◆ TASK PROMPT: Using the entries below, copy out all lines where "true" is found.

*** MATERIAL PROVIDED Section Begins ***

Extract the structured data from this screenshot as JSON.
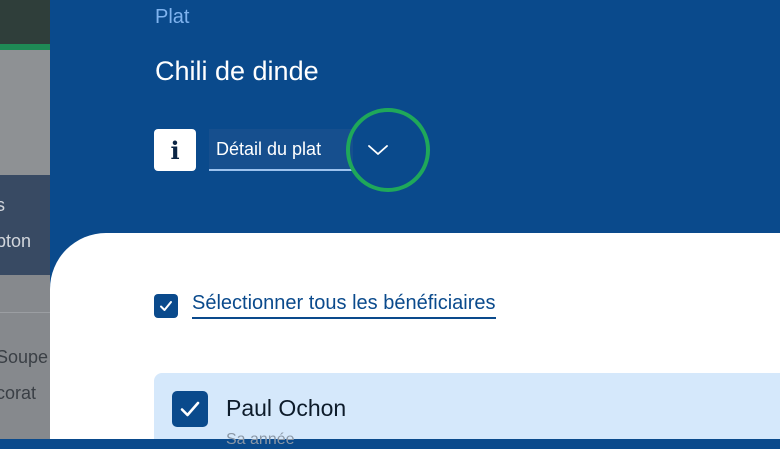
{
  "sidebar": {
    "text_fragments": [
      "s",
      "pton",
      "Soupe",
      "corat"
    ]
  },
  "header": {
    "category": "Plat",
    "dish_name": "Chili de dinde",
    "info_icon": "info-icon",
    "detail_select": {
      "label": "Détail du plat",
      "icon": "chevron-down-icon"
    }
  },
  "content": {
    "select_all": {
      "checked": true,
      "label": "Sélectionner tous les bénéficiaires"
    },
    "beneficiaries": [
      {
        "name": "Paul Ochon",
        "subtitle": "Sa année",
        "checked": true
      }
    ]
  },
  "colors": {
    "header_bg": "#0a4a8c",
    "accent_light": "#7fb3ef",
    "focus_ring": "#1fa85a",
    "row_highlight": "#d5e8fb"
  }
}
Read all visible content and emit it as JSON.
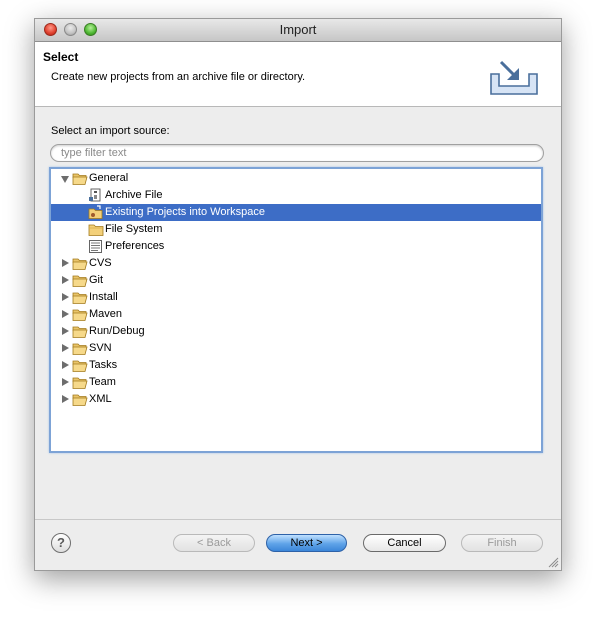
{
  "window": {
    "title": "Import"
  },
  "header": {
    "title": "Select",
    "description": "Create new projects from an archive file or directory."
  },
  "source": {
    "label": "Select an import source:",
    "filter_placeholder": "type filter text",
    "filter_value": ""
  },
  "tree": {
    "items": [
      {
        "label": "General",
        "expanded": true,
        "icon": "folder-open-icon"
      },
      {
        "label": "Archive File",
        "icon": "archive-file-icon"
      },
      {
        "label": "Existing Projects into Workspace",
        "icon": "existing-projects-icon",
        "selected": true
      },
      {
        "label": "File System",
        "icon": "folder-icon"
      },
      {
        "label": "Preferences",
        "icon": "preferences-icon"
      },
      {
        "label": "CVS",
        "icon": "folder-open-icon"
      },
      {
        "label": "Git",
        "icon": "folder-open-icon"
      },
      {
        "label": "Install",
        "icon": "folder-open-icon"
      },
      {
        "label": "Maven",
        "icon": "folder-open-icon"
      },
      {
        "label": "Run/Debug",
        "icon": "folder-open-icon"
      },
      {
        "label": "SVN",
        "icon": "folder-open-icon"
      },
      {
        "label": "Tasks",
        "icon": "folder-open-icon"
      },
      {
        "label": "Team",
        "icon": "folder-open-icon"
      },
      {
        "label": "XML",
        "icon": "folder-open-icon"
      }
    ]
  },
  "buttons": {
    "help": "?",
    "back": "< Back",
    "next": "Next >",
    "cancel": "Cancel",
    "finish": "Finish"
  },
  "colors": {
    "selection": "#3d6dc6",
    "focus_ring": "#7da3d6",
    "default_button": "#5fa3e8"
  }
}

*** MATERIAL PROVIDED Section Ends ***

◆ SOLUTION TO THE PROBLEM:
      "checked": true,
        "checked": true
        "expanded": true,
        "selected": true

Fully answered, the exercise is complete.